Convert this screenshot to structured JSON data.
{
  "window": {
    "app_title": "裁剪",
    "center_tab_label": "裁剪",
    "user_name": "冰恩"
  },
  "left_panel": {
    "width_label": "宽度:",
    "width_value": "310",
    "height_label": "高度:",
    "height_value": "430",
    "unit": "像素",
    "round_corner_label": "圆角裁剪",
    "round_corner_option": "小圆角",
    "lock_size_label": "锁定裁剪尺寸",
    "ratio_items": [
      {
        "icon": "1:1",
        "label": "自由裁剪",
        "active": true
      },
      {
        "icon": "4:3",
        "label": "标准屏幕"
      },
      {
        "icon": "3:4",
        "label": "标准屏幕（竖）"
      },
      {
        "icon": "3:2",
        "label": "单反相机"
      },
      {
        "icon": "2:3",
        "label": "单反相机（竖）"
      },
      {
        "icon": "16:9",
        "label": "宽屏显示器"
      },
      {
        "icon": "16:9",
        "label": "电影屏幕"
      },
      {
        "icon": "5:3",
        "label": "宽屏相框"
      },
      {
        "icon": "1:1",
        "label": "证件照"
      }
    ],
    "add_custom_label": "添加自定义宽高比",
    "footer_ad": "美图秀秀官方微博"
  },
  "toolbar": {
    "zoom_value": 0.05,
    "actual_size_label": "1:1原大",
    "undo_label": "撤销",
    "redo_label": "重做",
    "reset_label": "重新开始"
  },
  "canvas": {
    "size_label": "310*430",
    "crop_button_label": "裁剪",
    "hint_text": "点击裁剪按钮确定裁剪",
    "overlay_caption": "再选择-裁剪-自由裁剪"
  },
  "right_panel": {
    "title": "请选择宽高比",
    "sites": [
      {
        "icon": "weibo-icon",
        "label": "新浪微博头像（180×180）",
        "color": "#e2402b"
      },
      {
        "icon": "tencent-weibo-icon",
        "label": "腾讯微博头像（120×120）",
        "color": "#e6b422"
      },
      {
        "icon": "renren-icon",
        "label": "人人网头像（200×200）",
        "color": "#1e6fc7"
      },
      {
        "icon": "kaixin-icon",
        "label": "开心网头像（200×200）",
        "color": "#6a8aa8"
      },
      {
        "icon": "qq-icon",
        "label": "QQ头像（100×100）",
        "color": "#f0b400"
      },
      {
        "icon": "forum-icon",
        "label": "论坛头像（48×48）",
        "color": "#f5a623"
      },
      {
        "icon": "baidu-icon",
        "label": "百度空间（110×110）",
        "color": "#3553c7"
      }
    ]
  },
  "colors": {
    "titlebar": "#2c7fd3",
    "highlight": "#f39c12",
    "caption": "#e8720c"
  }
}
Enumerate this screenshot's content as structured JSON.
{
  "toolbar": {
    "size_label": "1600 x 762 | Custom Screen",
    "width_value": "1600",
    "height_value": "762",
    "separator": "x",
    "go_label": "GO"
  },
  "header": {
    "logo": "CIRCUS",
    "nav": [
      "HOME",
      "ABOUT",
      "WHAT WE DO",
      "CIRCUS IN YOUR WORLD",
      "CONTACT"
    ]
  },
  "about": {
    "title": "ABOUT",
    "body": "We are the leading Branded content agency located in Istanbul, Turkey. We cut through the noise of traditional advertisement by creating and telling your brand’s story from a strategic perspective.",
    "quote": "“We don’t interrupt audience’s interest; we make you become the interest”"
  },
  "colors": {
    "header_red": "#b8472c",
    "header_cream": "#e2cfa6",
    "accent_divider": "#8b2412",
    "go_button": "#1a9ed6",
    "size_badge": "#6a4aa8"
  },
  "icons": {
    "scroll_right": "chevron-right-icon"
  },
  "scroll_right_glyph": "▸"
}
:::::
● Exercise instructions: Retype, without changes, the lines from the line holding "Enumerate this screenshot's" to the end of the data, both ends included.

● Written solution:
Enumerate this screenshot's content as structured JSON.
{
  "toolbar": {
    "size_label": "1600 x 762 | Custom Screen",
    "width_value": "1600",
    "height_value": "762",
    "separator": "x",
    "go_label": "GO"
  },
  "header": {
    "logo": "CIRCUS",
    "nav": [
      "HOME",
      "ABOUT",
      "WHAT WE DO",
      "CIRCUS IN YOUR WORLD",
      "CONTACT"
    ]
  },
  "about": {
    "title": "ABOUT",
    "body": "We are the leading Branded content agency located in Istanbul, Turkey. We cut through the noise of traditional advertisement by creating and telling your brand’s story from a strategic perspective.",
    "quote": "“We don’t interrupt audience’s interest; we make you become the interest”"
  },
  "colors": {
    "header_red": "#b8472c",
    "header_cream": "#e2cfa6",
    "accent_divider": "#8b2412",
    "go_button": "#1a9ed6",
    "size_badge": "#6a4aa8"
  },
  "icons": {
    "scroll_right": "chevron-right-icon"
  },
  "scroll_right_glyph": "▸"
}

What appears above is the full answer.